-- Work required --
Please return the material exactly; leave no entry out.

(Records for the task begins)

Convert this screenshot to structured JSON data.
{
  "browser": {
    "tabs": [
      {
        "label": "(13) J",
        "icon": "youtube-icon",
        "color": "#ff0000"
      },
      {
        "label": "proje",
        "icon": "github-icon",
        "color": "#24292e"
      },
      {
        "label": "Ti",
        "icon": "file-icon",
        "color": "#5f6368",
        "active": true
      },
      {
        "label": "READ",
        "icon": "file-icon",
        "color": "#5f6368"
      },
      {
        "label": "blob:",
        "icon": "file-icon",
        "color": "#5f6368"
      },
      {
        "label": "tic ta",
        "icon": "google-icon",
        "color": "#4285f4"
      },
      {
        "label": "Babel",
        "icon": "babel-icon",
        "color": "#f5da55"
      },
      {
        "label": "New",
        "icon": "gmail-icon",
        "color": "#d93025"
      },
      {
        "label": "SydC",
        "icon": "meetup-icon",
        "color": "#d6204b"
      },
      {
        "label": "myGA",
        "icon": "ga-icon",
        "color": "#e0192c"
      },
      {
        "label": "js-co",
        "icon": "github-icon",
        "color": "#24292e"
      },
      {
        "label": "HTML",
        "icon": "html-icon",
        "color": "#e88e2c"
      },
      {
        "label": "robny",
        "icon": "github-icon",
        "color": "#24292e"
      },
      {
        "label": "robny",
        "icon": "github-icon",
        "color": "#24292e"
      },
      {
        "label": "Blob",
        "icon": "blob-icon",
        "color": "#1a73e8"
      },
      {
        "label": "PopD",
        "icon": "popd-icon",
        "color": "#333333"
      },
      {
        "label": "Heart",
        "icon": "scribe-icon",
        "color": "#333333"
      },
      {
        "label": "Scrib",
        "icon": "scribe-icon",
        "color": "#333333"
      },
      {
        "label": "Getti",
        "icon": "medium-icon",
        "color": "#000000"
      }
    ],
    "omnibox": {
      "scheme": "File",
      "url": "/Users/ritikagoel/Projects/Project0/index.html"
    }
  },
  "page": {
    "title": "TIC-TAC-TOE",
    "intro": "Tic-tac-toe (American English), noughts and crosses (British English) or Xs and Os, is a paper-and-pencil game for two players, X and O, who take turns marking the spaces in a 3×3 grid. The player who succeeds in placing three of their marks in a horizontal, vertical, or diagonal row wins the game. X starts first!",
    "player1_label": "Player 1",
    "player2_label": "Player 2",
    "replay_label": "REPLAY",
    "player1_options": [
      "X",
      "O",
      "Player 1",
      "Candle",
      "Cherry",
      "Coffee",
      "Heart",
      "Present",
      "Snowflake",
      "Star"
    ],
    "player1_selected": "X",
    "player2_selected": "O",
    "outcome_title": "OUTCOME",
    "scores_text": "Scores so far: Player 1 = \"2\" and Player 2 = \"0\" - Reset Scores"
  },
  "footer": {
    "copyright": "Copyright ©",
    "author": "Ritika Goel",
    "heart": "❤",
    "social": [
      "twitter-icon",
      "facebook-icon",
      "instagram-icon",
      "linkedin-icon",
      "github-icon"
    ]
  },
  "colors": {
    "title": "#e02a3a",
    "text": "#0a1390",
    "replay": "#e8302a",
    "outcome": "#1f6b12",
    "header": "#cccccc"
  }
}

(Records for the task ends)

-- Answer space --
Convert this screenshot to structured JSON data.
{
  "browser": {
    "tabs": [
      {
        "label": "(13) J",
        "icon": "youtube-icon",
        "color": "#ff0000"
      },
      {
        "label": "proje",
        "icon": "github-icon",
        "color": "#24292e"
      },
      {
        "label": "Ti",
        "icon": "file-icon",
        "color": "#5f6368",
        "active": true
      },
      {
        "label": "READ",
        "icon": "file-icon",
        "color": "#5f6368"
      },
      {
        "label": "blob:",
        "icon": "file-icon",
        "color": "#5f6368"
      },
      {
        "label": "tic ta",
        "icon": "google-icon",
        "color": "#4285f4"
      },
      {
        "label": "Babel",
        "icon": "babel-icon",
        "color": "#f5da55"
      },
      {
        "label": "New",
        "icon": "gmail-icon",
        "color": "#d93025"
      },
      {
        "label": "SydC",
        "icon": "meetup-icon",
        "color": "#d6204b"
      },
      {
        "label": "myGA",
        "icon": "ga-icon",
        "color": "#e0192c"
      },
      {
        "label": "js-co",
        "icon": "github-icon",
        "color": "#24292e"
      },
      {
        "label": "HTML",
        "icon": "html-icon",
        "color": "#e88e2c"
      },
      {
        "label": "robny",
        "icon": "github-icon",
        "color": "#24292e"
      },
      {
        "label": "robny",
        "icon": "github-icon",
        "color": "#24292e"
      },
      {
        "label": "Blob",
        "icon": "blob-icon",
        "color": "#1a73e8"
      },
      {
        "label": "PopD",
        "icon": "popd-icon",
        "color": "#333333"
      },
      {
        "label": "Heart",
        "icon": "scribe-icon",
        "color": "#333333"
      },
      {
        "label": "Scrib",
        "icon": "scribe-icon",
        "color": "#333333"
      },
      {
        "label": "Getti",
        "icon": "medium-icon",
        "color": "#000000"
      }
    ],
    "omnibox": {
      "scheme": "File",
      "url": "/Users/ritikagoel/Projects/Project0/index.html"
    }
  },
  "page": {
    "title": "TIC-TAC-TOE",
    "intro": "Tic-tac-toe (American English), noughts and crosses (British English) or Xs and Os, is a paper-and-pencil game for two players, X and O, who take turns marking the spaces in a 3×3 grid. The player who succeeds in placing three of their marks in a horizontal, vertical, or diagonal row wins the game. X starts first!",
    "player1_label": "Player 1",
    "player2_label": "Player 2",
    "replay_label": "REPLAY",
    "player1_options": [
      "X",
      "O",
      "Player 1",
      "Candle",
      "Cherry",
      "Coffee",
      "Heart",
      "Present",
      "Snowflake",
      "Star"
    ],
    "player1_selected": "X",
    "player2_selected": "O",
    "outcome_title": "OUTCOME",
    "scores_text": "Scores so far: Player 1 = \"2\" and Player 2 = \"0\" - Reset Scores"
  },
  "footer": {
    "copyright": "Copyright ©",
    "author": "Ritika Goel",
    "heart": "❤",
    "social": [
      "twitter-icon",
      "facebook-icon",
      "instagram-icon",
      "linkedin-icon",
      "github-icon"
    ]
  },
  "colors": {
    "title": "#e02a3a",
    "text": "#0a1390",
    "replay": "#e8302a",
    "outcome": "#1f6b12",
    "header": "#cccccc"
  }
}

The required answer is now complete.